With a world athletics championships looming in London in 2017, the disclosure Monday of another Russian gold medal doping failure from the 2012 London Olympics has again hit Russia's case for a return.
Yuliya Zaripova, who won the 3,000 metres steeplechase in London, was revealed by the International Olympic Committee as having tested positive for the steroid turinabol. Two silver medal winning weightlifters from Russia were also caught in new analyses of their samples.
A new report by World Anti-Doping Agency (WADA) investigator Richard McLaren to be released on 9 December could increase the problems.
Russia's case -- tainted by an inquiry which alleged state-sponsored doping -- and how to reform the international anti-doping regime dominated a meeting of the World Anti-Doping Agency (WADA) last weekend.
Russia is suspended by WADA, the International Association of Athletic Associations (IAAF), and under an intense spotlight in other sports.

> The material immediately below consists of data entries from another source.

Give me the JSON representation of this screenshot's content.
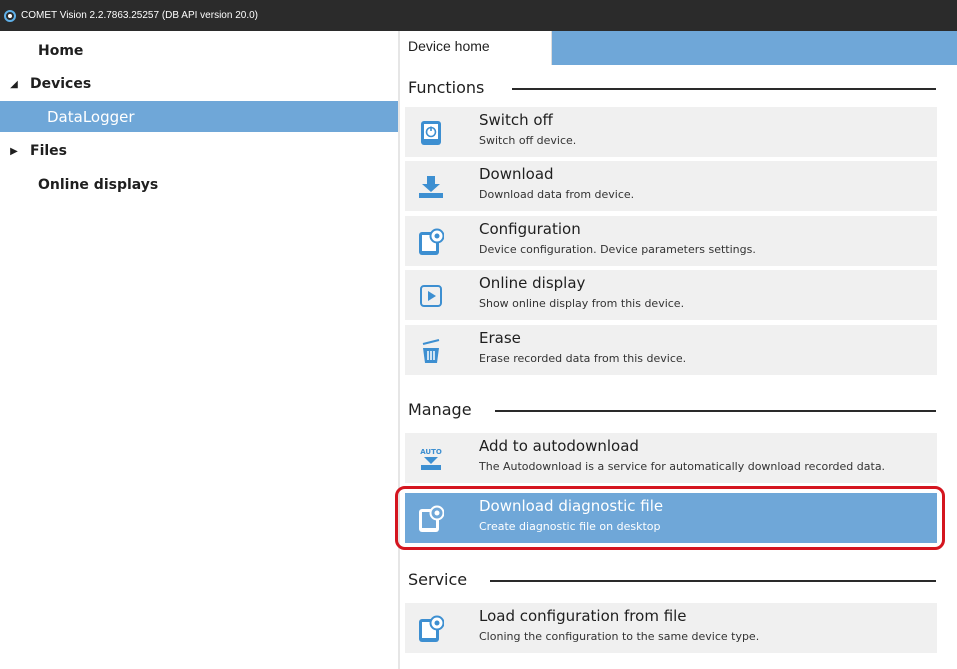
{
  "window": {
    "title": "COMET Vision 2.2.7863.25257 (DB API version 20.0)"
  },
  "sidebar": {
    "home": "Home",
    "devices": "Devices",
    "datalogger": "DataLogger",
    "files": "Files",
    "online_displays": "Online displays"
  },
  "tab": {
    "label": "Device home"
  },
  "sections": {
    "functions": "Functions",
    "manage": "Manage",
    "service": "Service"
  },
  "functions": [
    {
      "label": "Switch off",
      "desc": "Switch off device.",
      "icon": "power-icon"
    },
    {
      "label": "Download",
      "desc": "Download data from device.",
      "icon": "download-icon"
    },
    {
      "label": "Configuration",
      "desc": "Device configuration. Device parameters settings.",
      "icon": "configuration-icon"
    },
    {
      "label": "Online display",
      "desc": "Show online display from this device.",
      "icon": "play-icon"
    },
    {
      "label": "Erase",
      "desc": "Erase recorded data from this device.",
      "icon": "trash-icon"
    }
  ],
  "manage": [
    {
      "label": "Add to autodownload",
      "desc": "The Autodownload is a service for automatically download recorded data.",
      "icon": "auto-download-icon",
      "icon_text": "AUTO"
    },
    {
      "label": "Download diagnostic file",
      "desc": "Create diagnostic file on desktop",
      "icon": "configuration-icon"
    }
  ],
  "service": [
    {
      "label": "Load configuration from file",
      "desc": "Cloning the configuration to the same device type.",
      "icon": "configuration-icon"
    }
  ],
  "colors": {
    "accent": "#6fa7d8",
    "highlight": "#d4151f",
    "icon_blue": "#3d8fd1"
  }
}
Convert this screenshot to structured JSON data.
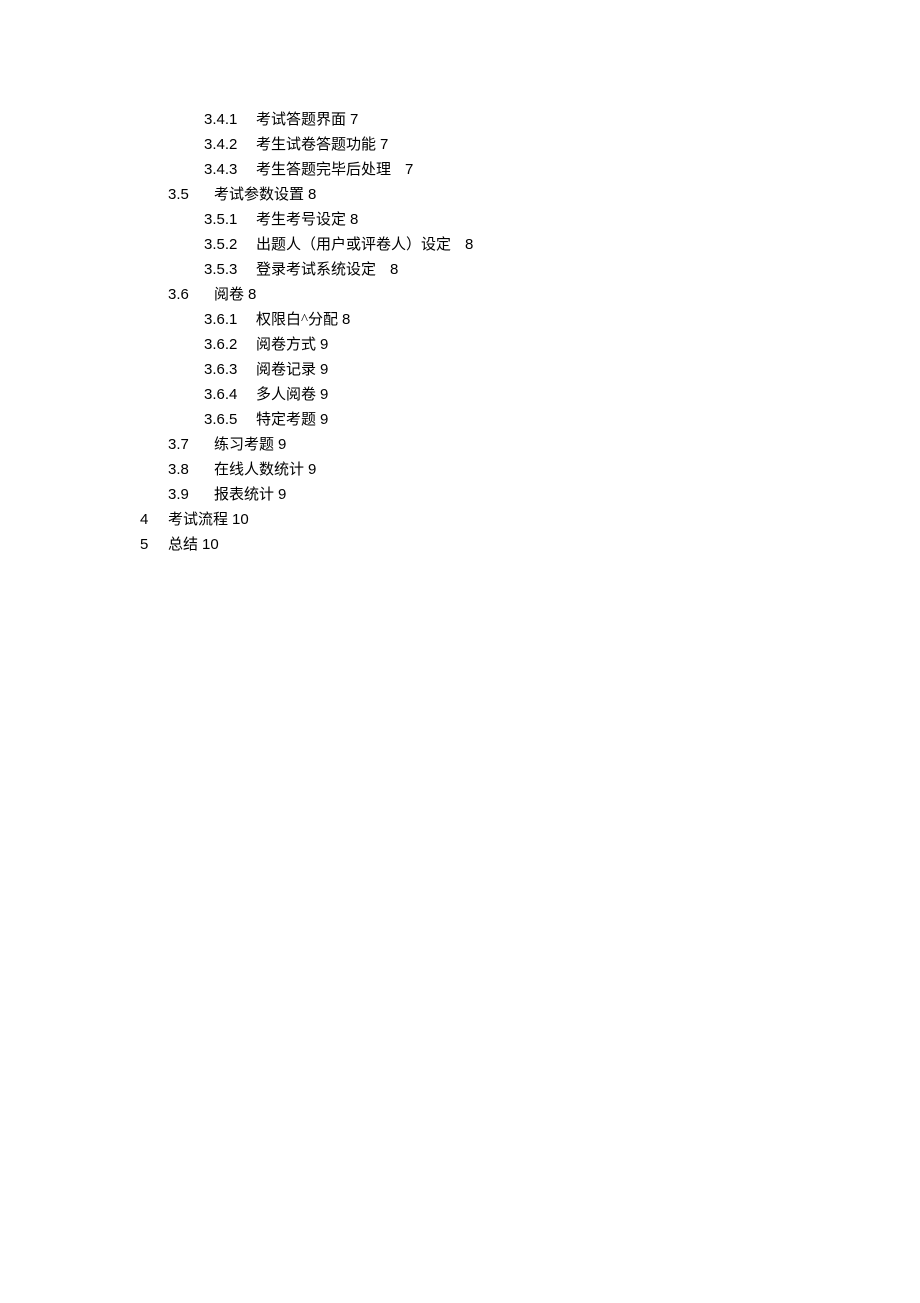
{
  "toc": [
    {
      "level": 3,
      "num": "3.4.1",
      "title": "考试答题界面",
      "page": "7",
      "spaced": false
    },
    {
      "level": 3,
      "num": "3.4.2",
      "title": "考生试卷答题功能",
      "page": "7",
      "spaced": false
    },
    {
      "level": 3,
      "num": "3.4.3",
      "title": "考生答题完毕后处理",
      "page": "7",
      "spaced": true
    },
    {
      "level": 2,
      "num": "3.5",
      "title": "考试参数设置",
      "page": "8",
      "spaced": false
    },
    {
      "level": 3,
      "num": "3.5.1",
      "title": "考生考号设定",
      "page": "8",
      "spaced": false
    },
    {
      "level": 3,
      "num": "3.5.2",
      "title": "出题人（用户或评卷人）设定",
      "page": "8",
      "spaced": true
    },
    {
      "level": 3,
      "num": "3.5.3",
      "title": "登录考试系统设定",
      "page": "8",
      "spaced": true
    },
    {
      "level": 2,
      "num": "3.6",
      "title": "阅卷",
      "page": "8",
      "spaced": false
    },
    {
      "level": 3,
      "num": "3.6.1",
      "title": "权限白^分配",
      "page": "8",
      "spaced": false
    },
    {
      "level": 3,
      "num": "3.6.2",
      "title": "阅卷方式",
      "page": "9",
      "spaced": false
    },
    {
      "level": 3,
      "num": "3.6.3",
      "title": "阅卷记录",
      "page": "9",
      "spaced": false
    },
    {
      "level": 3,
      "num": "3.6.4",
      "title": "多人阅卷",
      "page": "9",
      "spaced": false
    },
    {
      "level": 3,
      "num": "3.6.5",
      "title": "特定考题",
      "page": "9",
      "spaced": false
    },
    {
      "level": 2,
      "num": "3.7",
      "title": "练习考题",
      "page": "9",
      "spaced": false
    },
    {
      "level": 2,
      "num": "3.8",
      "title": "在线人数统计",
      "page": "9",
      "spaced": false
    },
    {
      "level": 2,
      "num": "3.9",
      "title": "报表统计",
      "page": "9",
      "spaced": false
    },
    {
      "level": 1,
      "num": "4",
      "title": "考试流程",
      "page": "10",
      "spaced": false
    },
    {
      "level": 1,
      "num": "5",
      "title": "总结",
      "page": "10",
      "spaced": false
    }
  ]
}
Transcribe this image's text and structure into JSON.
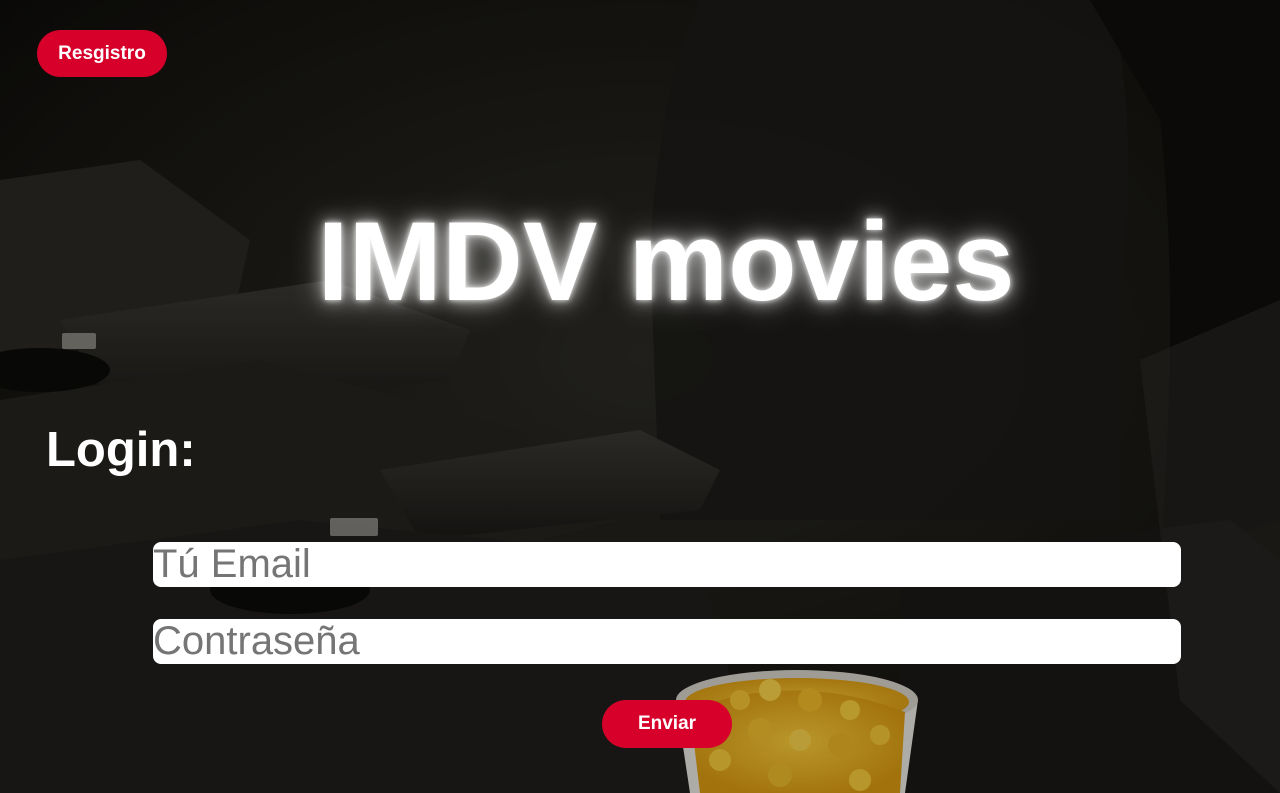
{
  "header": {
    "register_label": "Resgistro"
  },
  "hero": {
    "title": "IMDV movies"
  },
  "login": {
    "heading": "Login:",
    "email_placeholder": "Tú Email",
    "password_placeholder": "Contraseña",
    "submit_label": "Enviar"
  },
  "colors": {
    "accent": "#d6002a",
    "background": "#15130f",
    "text": "#ffffff"
  }
}
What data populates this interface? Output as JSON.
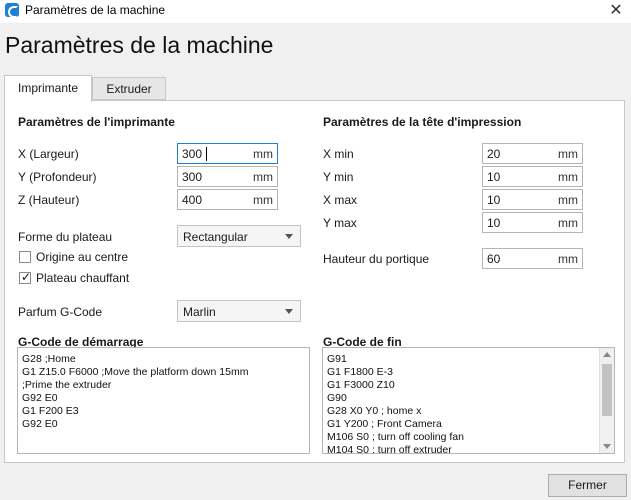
{
  "window": {
    "title": "Paramètres de la machine",
    "close_symbol": "✕"
  },
  "heading": "Paramètres de la machine",
  "tabs": [
    {
      "label": "Imprimante"
    },
    {
      "label": "Extruder"
    }
  ],
  "printer": {
    "section_title": "Paramètres de l'imprimante",
    "fields": [
      {
        "label": "X (Largeur)",
        "value": "300",
        "unit": "mm"
      },
      {
        "label": "Y (Profondeur)",
        "value": "300",
        "unit": "mm"
      },
      {
        "label": "Z (Hauteur)",
        "value": "400",
        "unit": "mm"
      }
    ],
    "bed_shape": {
      "label": "Forme du plateau",
      "value": "Rectangular"
    },
    "origin_center": {
      "label": "Origine au centre",
      "checked": false
    },
    "heated_bed": {
      "label": "Plateau chauffant",
      "checked": true,
      "mark": "✓"
    },
    "gcode_flavor": {
      "label": "Parfum G-Code",
      "value": "Marlin"
    }
  },
  "printhead": {
    "section_title": "Paramètres de la tête d'impression",
    "fields": [
      {
        "label": "X min",
        "value": "20",
        "unit": "mm"
      },
      {
        "label": "Y min",
        "value": "10",
        "unit": "mm"
      },
      {
        "label": "X max",
        "value": "10",
        "unit": "mm"
      },
      {
        "label": "Y max",
        "value": "10",
        "unit": "mm"
      }
    ],
    "gantry": {
      "label": "Hauteur du portique",
      "value": "60",
      "unit": "mm"
    }
  },
  "start_gcode": {
    "title": "G-Code de démarrage",
    "lines": [
      "G28 ;Home",
      "G1 Z15.0 F6000 ;Move the platform down 15mm",
      ";Prime the extruder",
      "G92 E0",
      "G1 F200 E3",
      "G92 E0"
    ]
  },
  "end_gcode": {
    "title": "G-Code de fin",
    "lines": [
      "G91",
      "G1 F1800 E-3",
      "G1 F3000 Z10",
      "G90",
      "G28 X0 Y0 ; home x",
      "G1 Y200 ; Front Camera",
      "M106 S0 ; turn off cooling fan",
      "M104 S0 ; turn off extruder"
    ]
  },
  "footer": {
    "close_label": "Fermer"
  }
}
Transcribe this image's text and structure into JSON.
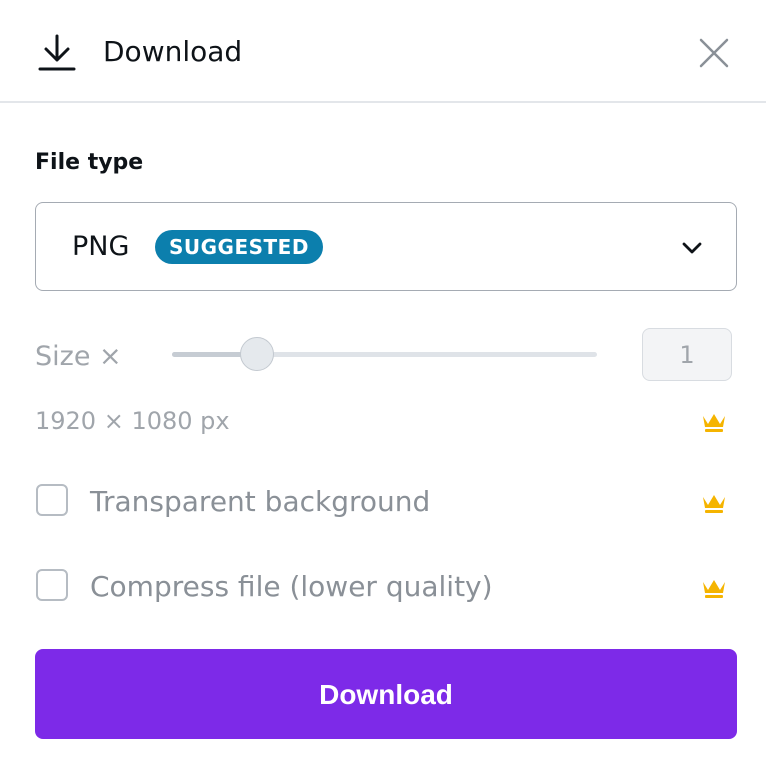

Vladimir Smirnov, a former Russian sports minister who heads the country's anti-doping commission, denied there was any government involvement.
But Dick Pound, head of WADA from 1999 to 2007, said however that Russia had to come clean and "recognise the problems" in doping.
WADA president Craig Reedie, who was reelected to another three year mandate in Glasgow on Sunday, said that Russia was heading "in the right direction" but was still mired in doping doubts.
Redemption and denial
"There were very clear breaches of the rules before. And while I am keen that they become compliant they have to become compliant under the rules. We can't just say that's fine we think you are better at it," Reedie told AFP in an interview.
"There is still quite a long way to go: access to samples in the laboratory, closed cities, education, testing capacity, we really have to train doping control officers -- so there is much to be done. But it is all underway."
Reedie said it was "important for sport that Russia becomes compliant". But he would not set a timetable for the country's return despite the campaign by the country's politicians and sports leaders.
"I think that in all honesty the senior officials in Russia and the senior officials in Russian life know that they have a problem and they have resolved to fix it," Reedie said.
"I agree with Dick that it would be helpful if there was complete disclosure but I can understand when people are careful in what they say. I want to be positive and move forward and accept their wish to solve their problem."
WADA is also facing its owns pressures on future reforms. It has faced a lot of criticism from international federations and the IOC, despite the Olympic movement's backing for Reedie's new term.
Some sports leaders have proposed setting up a new independent body, even outside WADA's control, to administer doping tests.
"A separate completely independent body might be attractive to international federations, I accept that completely," said Reedie.
"How we actually do it is a little bit more difficult because it is a question of how many federations would want to use it and it is a question of how much money sport is prepared to invest."
Financing for doping has long been a controversial question, especially as some governments cut back on spending.
According to Reedie, federations linked to the summer Olympic Games spend up to 29 million dollars a year on doping.
"How much of that would go to an independent agency I don't know. As far as money is concerned we have always been short," he said.